**EXERCISE PROMPT**
All entries below are to be returned in full, exactly as they stand.

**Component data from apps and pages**

● ● ● ● ●

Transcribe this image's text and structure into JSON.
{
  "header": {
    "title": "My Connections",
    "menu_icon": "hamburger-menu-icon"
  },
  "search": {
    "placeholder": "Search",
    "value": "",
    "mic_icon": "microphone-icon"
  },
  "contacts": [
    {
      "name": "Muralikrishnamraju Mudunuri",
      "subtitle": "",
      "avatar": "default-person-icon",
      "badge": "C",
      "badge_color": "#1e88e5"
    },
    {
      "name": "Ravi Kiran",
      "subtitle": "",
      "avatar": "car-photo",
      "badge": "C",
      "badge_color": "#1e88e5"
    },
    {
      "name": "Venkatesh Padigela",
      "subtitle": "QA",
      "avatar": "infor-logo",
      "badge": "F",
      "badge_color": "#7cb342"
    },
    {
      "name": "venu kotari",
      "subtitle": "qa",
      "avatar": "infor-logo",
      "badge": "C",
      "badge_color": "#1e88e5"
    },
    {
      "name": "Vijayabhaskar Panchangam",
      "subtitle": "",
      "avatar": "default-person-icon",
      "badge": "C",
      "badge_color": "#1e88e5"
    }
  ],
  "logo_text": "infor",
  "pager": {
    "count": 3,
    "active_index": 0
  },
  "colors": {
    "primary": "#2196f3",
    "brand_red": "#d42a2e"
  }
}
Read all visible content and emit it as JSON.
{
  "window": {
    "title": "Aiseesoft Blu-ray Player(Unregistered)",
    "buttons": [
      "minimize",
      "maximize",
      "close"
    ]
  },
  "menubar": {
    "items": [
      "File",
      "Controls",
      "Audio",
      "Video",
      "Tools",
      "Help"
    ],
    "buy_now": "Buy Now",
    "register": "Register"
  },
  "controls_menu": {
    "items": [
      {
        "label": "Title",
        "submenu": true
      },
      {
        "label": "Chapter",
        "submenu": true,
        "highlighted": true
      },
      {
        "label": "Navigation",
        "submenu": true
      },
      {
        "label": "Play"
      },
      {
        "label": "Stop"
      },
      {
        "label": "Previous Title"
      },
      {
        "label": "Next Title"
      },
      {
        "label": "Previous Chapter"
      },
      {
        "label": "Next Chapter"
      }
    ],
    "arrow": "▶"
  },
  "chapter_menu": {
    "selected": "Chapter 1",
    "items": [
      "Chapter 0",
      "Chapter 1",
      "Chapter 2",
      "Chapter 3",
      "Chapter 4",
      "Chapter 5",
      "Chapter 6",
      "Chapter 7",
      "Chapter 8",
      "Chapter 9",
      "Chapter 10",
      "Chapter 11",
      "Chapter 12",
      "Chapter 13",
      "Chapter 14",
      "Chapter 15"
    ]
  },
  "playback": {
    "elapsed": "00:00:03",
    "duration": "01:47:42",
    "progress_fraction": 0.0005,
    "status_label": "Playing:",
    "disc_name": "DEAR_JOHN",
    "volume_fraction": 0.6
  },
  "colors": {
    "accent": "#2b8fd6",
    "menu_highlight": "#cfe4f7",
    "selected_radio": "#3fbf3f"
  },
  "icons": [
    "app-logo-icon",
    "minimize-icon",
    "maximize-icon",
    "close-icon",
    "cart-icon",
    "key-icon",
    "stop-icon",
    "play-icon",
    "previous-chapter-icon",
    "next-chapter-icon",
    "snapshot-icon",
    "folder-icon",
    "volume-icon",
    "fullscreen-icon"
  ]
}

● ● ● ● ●

**ANSWER SPACE**
Transcribe this image's text and structure into JSON.
{
  "header": {
    "title": "My Connections",
    "menu_icon": "hamburger-menu-icon"
  },
  "search": {
    "placeholder": "Search",
    "value": "",
    "mic_icon": "microphone-icon"
  },
  "contacts": [
    {
      "name": "Muralikrishnamraju Mudunuri",
      "subtitle": "",
      "avatar": "default-person-icon",
      "badge": "C",
      "badge_color": "#1e88e5"
    },
    {
      "name": "Ravi Kiran",
      "subtitle": "",
      "avatar": "car-photo",
      "badge": "C",
      "badge_color": "#1e88e5"
    },
    {
      "name": "Venkatesh Padigela",
      "subtitle": "QA",
      "avatar": "infor-logo",
      "badge": "F",
      "badge_color": "#7cb342"
    },
    {
      "name": "venu kotari",
      "subtitle": "qa",
      "avatar": "infor-logo",
      "badge": "C",
      "badge_color": "#1e88e5"
    },
    {
      "name": "Vijayabhaskar Panchangam",
      "subtitle": "",
      "avatar": "default-person-icon",
      "badge": "C",
      "badge_color": "#1e88e5"
    }
  ],
  "logo_text": "infor",
  "pager": {
    "count": 3,
    "active_index": 0
  },
  "colors": {
    "primary": "#2196f3",
    "brand_red": "#d42a2e"
  }
}
Read all visible content and emit it as JSON.
{
  "window": {
    "title": "Aiseesoft Blu-ray Player(Unregistered)",
    "buttons": [
      "minimize",
      "maximize",
      "close"
    ]
  },
  "menubar": {
    "items": [
      "File",
      "Controls",
      "Audio",
      "Video",
      "Tools",
      "Help"
    ],
    "buy_now": "Buy Now",
    "register": "Register"
  },
  "controls_menu": {
    "items": [
      {
        "label": "Title",
        "submenu": true
      },
      {
        "label": "Chapter",
        "submenu": true,
        "highlighted": true
      },
      {
        "label": "Navigation",
        "submenu": true
      },
      {
        "label": "Play"
      },
      {
        "label": "Stop"
      },
      {
        "label": "Previous Title"
      },
      {
        "label": "Next Title"
      },
      {
        "label": "Previous Chapter"
      },
      {
        "label": "Next Chapter"
      }
    ],
    "arrow": "▶"
  },
  "chapter_menu": {
    "selected": "Chapter 1",
    "items": [
      "Chapter 0",
      "Chapter 1",
      "Chapter 2",
      "Chapter 3",
      "Chapter 4",
      "Chapter 5",
      "Chapter 6",
      "Chapter 7",
      "Chapter 8",
      "Chapter 9",
      "Chapter 10",
      "Chapter 11",
      "Chapter 12",
      "Chapter 13",
      "Chapter 14",
      "Chapter 15"
    ]
  },
  "playback": {
    "elapsed": "00:00:03",
    "duration": "01:47:42",
    "progress_fraction": 0.0005,
    "status_label": "Playing:",
    "disc_name": "DEAR_JOHN",
    "volume_fraction": 0.6
  },
  "colors": {
    "accent": "#2b8fd6",
    "menu_highlight": "#cfe4f7",
    "selected_radio": "#3fbf3f"
  },
  "icons": [
    "app-logo-icon",
    "minimize-icon",
    "maximize-icon",
    "close-icon",
    "cart-icon",
    "key-icon",
    "stop-icon",
    "play-icon",
    "previous-chapter-icon",
    "next-chapter-icon",
    "snapshot-icon",
    "folder-icon",
    "volume-icon",
    "fullscreen-icon"
  ]
}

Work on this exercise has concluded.